Task to carry out:
Tell how many lines of the data below have the string "Bregma" in them. Say nothing more.

*** Records provided Section Begins ***

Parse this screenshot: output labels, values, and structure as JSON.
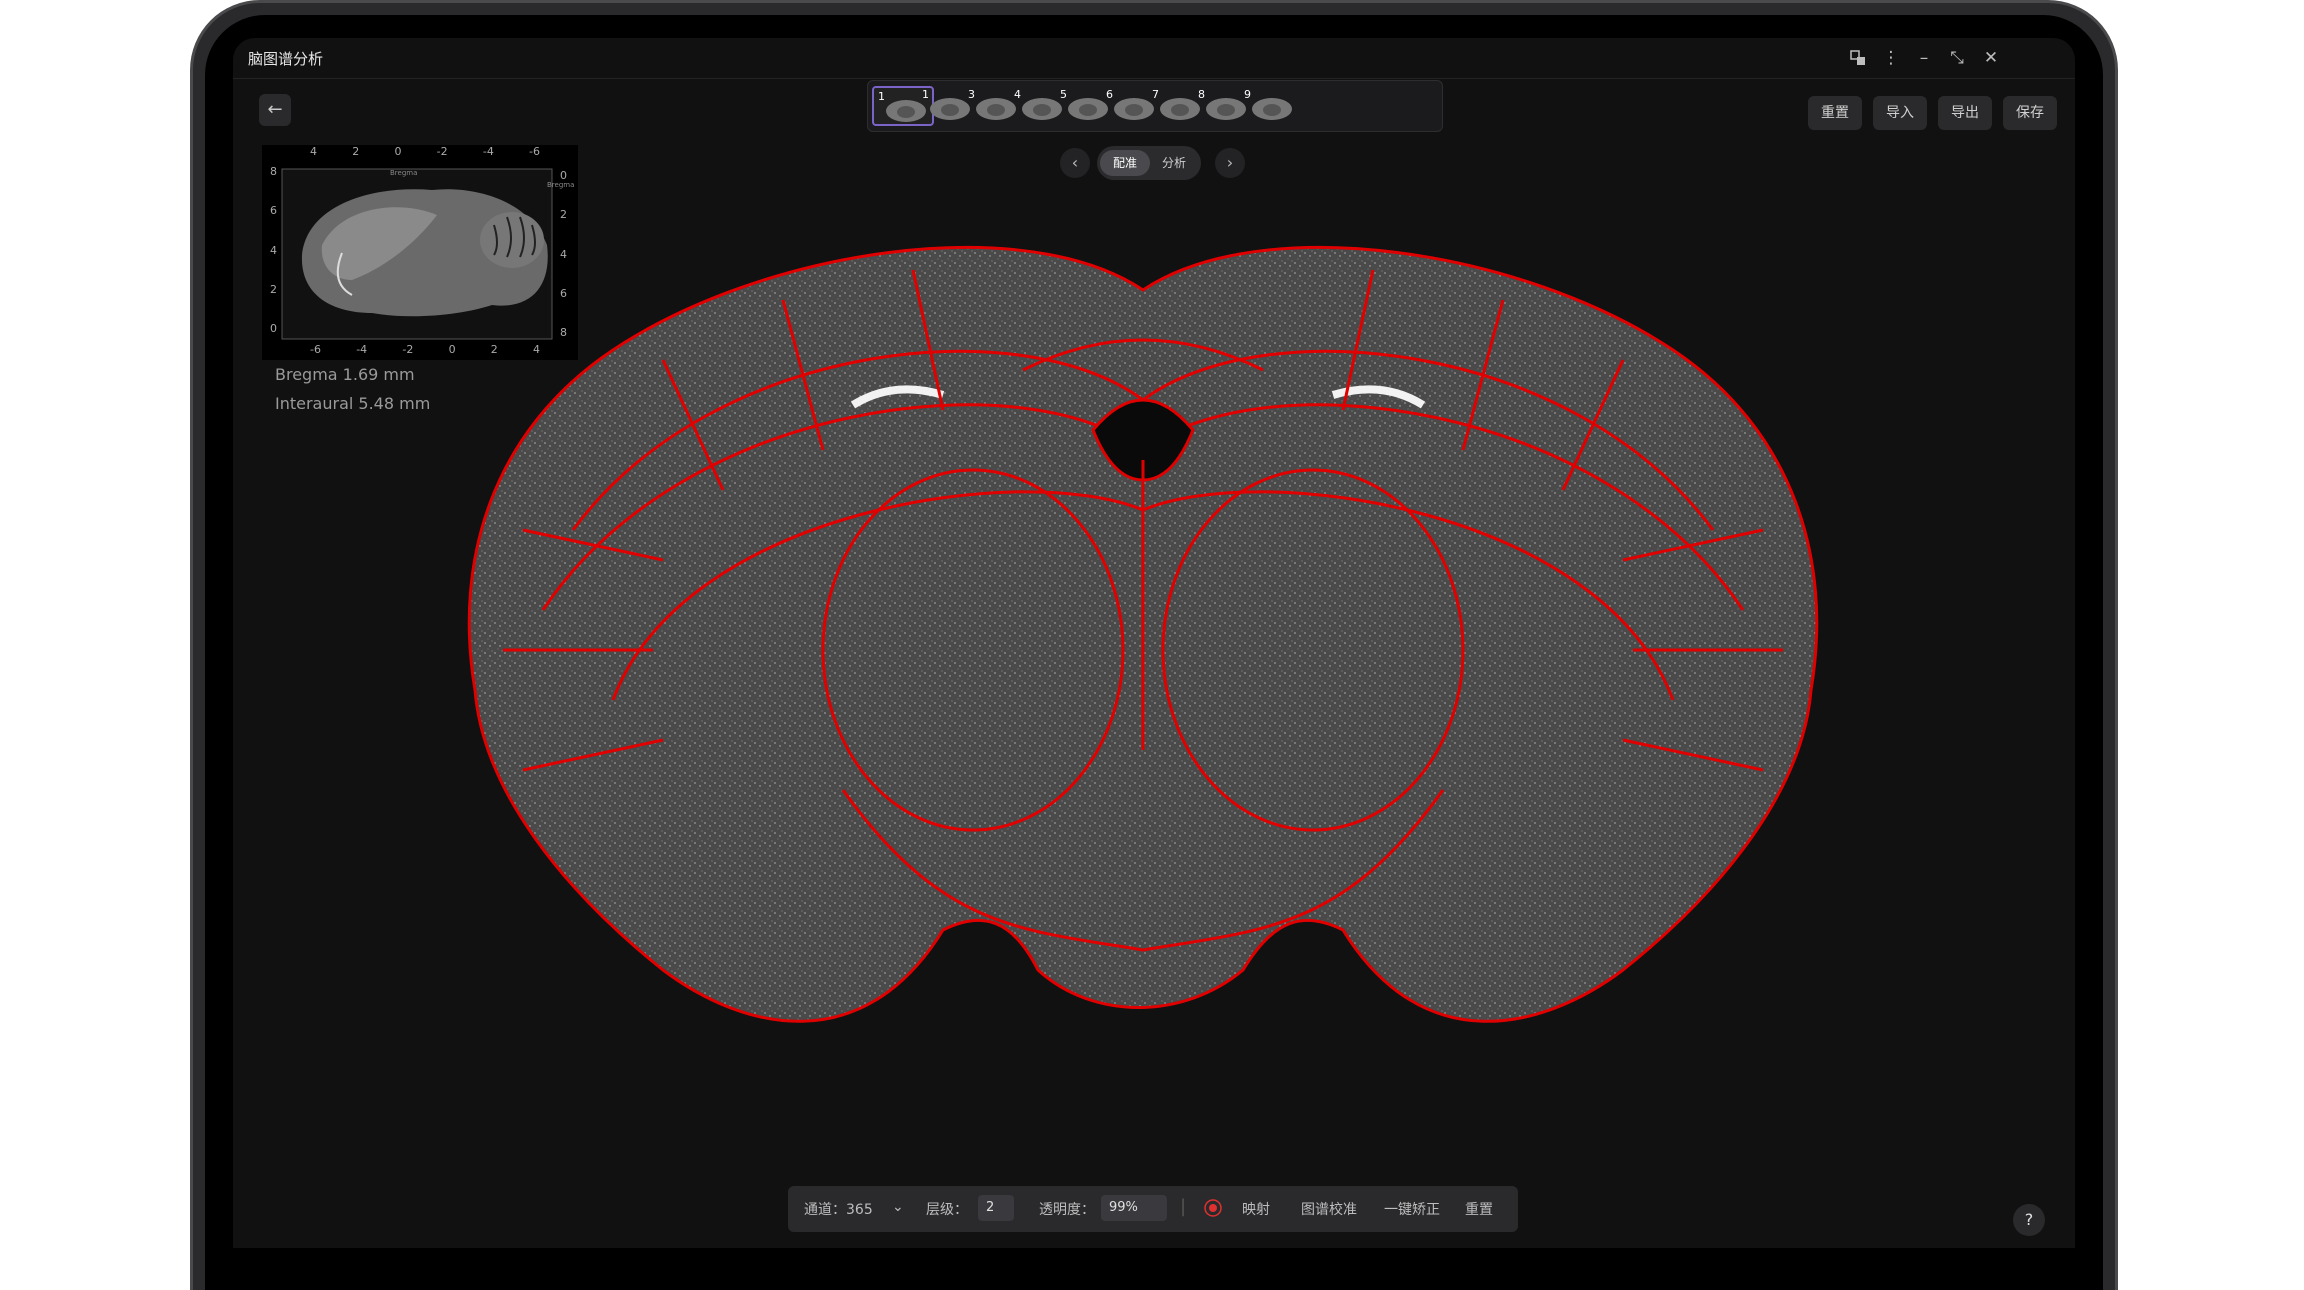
{
  "app": {
    "title": "脑图谱分析"
  },
  "toolbar": {
    "reset": "重置",
    "import": "导入",
    "export": "导出",
    "save": "保存"
  },
  "thumbnails": [
    {
      "num": "1",
      "selected": true
    },
    {
      "num": "1"
    },
    {
      "num": "3"
    },
    {
      "num": "4"
    },
    {
      "num": "5"
    },
    {
      "num": "6"
    },
    {
      "num": "7"
    },
    {
      "num": "8"
    },
    {
      "num": "9"
    }
  ],
  "modes": {
    "register": "配准",
    "analyze": "分析"
  },
  "minimap": {
    "top_ticks": [
      "4",
      "2",
      "0",
      "-2",
      "-4",
      "-6"
    ],
    "bottom_ticks": [
      "-6",
      "-4",
      "-2",
      "0",
      "2",
      "4"
    ],
    "left_ticks": [
      "8",
      "6",
      "4",
      "2",
      "0"
    ],
    "right_ticks": [
      "0",
      "2",
      "4",
      "6",
      "8"
    ],
    "label_top": "Bregma",
    "label_right": "Bregma"
  },
  "coords": {
    "bregma": "Bregma 1.69 mm",
    "interaural": "Interaural 5.48 mm"
  },
  "bottom": {
    "channel_label": "通道：365",
    "level_label": "层级：",
    "level_value": "2",
    "opacity_label": "透明度：",
    "opacity_value": "99%",
    "map": "映射",
    "calibrate": "图谱校准",
    "auto_correct": "一键矫正",
    "reset": "重置"
  },
  "help": "?",
  "colors": {
    "atlas_outline": "#e10000",
    "accent": "#7b63c8",
    "record": "#e03030"
  }
}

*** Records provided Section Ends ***

Result of the exercise:
3